It is a super-human quality, although I have seen it on Sam [Raimi], our director. By the way, one wife, five kids! It’s amazing. He’s such a cool guy. But he had that attitude, you know. It’s a really tough job to make a movie that’s this big. Can you imagine a hundred and fifty people, all their personalities, all their jobs, all their questions – and Sam is the funnel for all of it. And he maintained this exuberance and this buoyancy, and this belief in the possibility. He was interested in what everybody had to say. I think a lot about my daughter. I thought a lot about Sam as kind of Glinda the Good Witch. And I thought about, like, Joan of Ark and, you know, heroes.
Right before she left the room we took a group photo and thanked her again for her candidness in the interview. She then warmly turned to us:
Michelle: You guys, thank you.
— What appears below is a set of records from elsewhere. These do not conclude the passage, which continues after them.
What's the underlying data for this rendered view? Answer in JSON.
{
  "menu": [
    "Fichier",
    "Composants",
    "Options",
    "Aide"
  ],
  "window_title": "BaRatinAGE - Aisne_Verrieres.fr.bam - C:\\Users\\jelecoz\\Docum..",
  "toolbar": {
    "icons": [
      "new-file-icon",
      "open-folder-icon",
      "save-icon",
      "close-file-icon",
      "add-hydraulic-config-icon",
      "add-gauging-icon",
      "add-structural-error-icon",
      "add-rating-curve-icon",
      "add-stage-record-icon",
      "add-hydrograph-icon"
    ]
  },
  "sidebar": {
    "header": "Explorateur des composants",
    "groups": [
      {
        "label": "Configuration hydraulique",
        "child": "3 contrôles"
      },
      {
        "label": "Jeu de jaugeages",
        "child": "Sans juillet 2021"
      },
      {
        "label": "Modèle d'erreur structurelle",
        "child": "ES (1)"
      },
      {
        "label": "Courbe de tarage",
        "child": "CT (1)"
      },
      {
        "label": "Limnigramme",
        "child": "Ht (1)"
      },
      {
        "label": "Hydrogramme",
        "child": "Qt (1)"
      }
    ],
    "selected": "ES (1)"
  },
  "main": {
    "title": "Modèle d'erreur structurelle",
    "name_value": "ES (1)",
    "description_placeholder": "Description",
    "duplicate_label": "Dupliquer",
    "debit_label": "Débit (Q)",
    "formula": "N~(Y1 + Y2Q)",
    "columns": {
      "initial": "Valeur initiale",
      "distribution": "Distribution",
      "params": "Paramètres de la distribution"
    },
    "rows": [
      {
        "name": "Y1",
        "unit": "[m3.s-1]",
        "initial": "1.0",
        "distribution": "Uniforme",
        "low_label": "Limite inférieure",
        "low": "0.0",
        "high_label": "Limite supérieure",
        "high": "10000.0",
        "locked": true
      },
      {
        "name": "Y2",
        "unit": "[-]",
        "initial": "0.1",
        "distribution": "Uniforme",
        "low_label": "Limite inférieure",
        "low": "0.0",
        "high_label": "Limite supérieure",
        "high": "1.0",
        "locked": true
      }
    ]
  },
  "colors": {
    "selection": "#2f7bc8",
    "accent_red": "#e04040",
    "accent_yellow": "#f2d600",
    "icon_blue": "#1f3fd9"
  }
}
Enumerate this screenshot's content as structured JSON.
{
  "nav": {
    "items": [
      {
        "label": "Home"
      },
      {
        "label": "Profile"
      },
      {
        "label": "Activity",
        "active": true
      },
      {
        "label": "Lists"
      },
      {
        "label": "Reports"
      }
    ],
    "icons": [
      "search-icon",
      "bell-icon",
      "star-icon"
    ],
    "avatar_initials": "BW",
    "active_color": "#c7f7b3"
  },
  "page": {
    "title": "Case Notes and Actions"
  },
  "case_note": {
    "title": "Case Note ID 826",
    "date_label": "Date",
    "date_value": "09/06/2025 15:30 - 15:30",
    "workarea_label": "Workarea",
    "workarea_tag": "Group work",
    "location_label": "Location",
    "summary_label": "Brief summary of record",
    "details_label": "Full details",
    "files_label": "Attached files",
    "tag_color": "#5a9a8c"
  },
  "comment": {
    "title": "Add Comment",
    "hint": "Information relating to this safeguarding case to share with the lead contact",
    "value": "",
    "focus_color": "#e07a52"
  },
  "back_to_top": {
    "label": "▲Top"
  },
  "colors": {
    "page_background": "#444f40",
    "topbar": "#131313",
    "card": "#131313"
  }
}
I never really posted anything on a blog because I don’t really know how to, but I, I think that, you know, I think every mother has the same question that we were all asking – how do you do it? How do you be a mom, and be a parent, and maybe even try and be in a relationship, and the end, also be, be yourself? Providing this kind of conversation about it [blogs], and like this kind of access to it is awesome. So thank you for doing it.
Michelle was downright charming and such an extraordinary talent. It was truly an honor to be a part of interviewing her.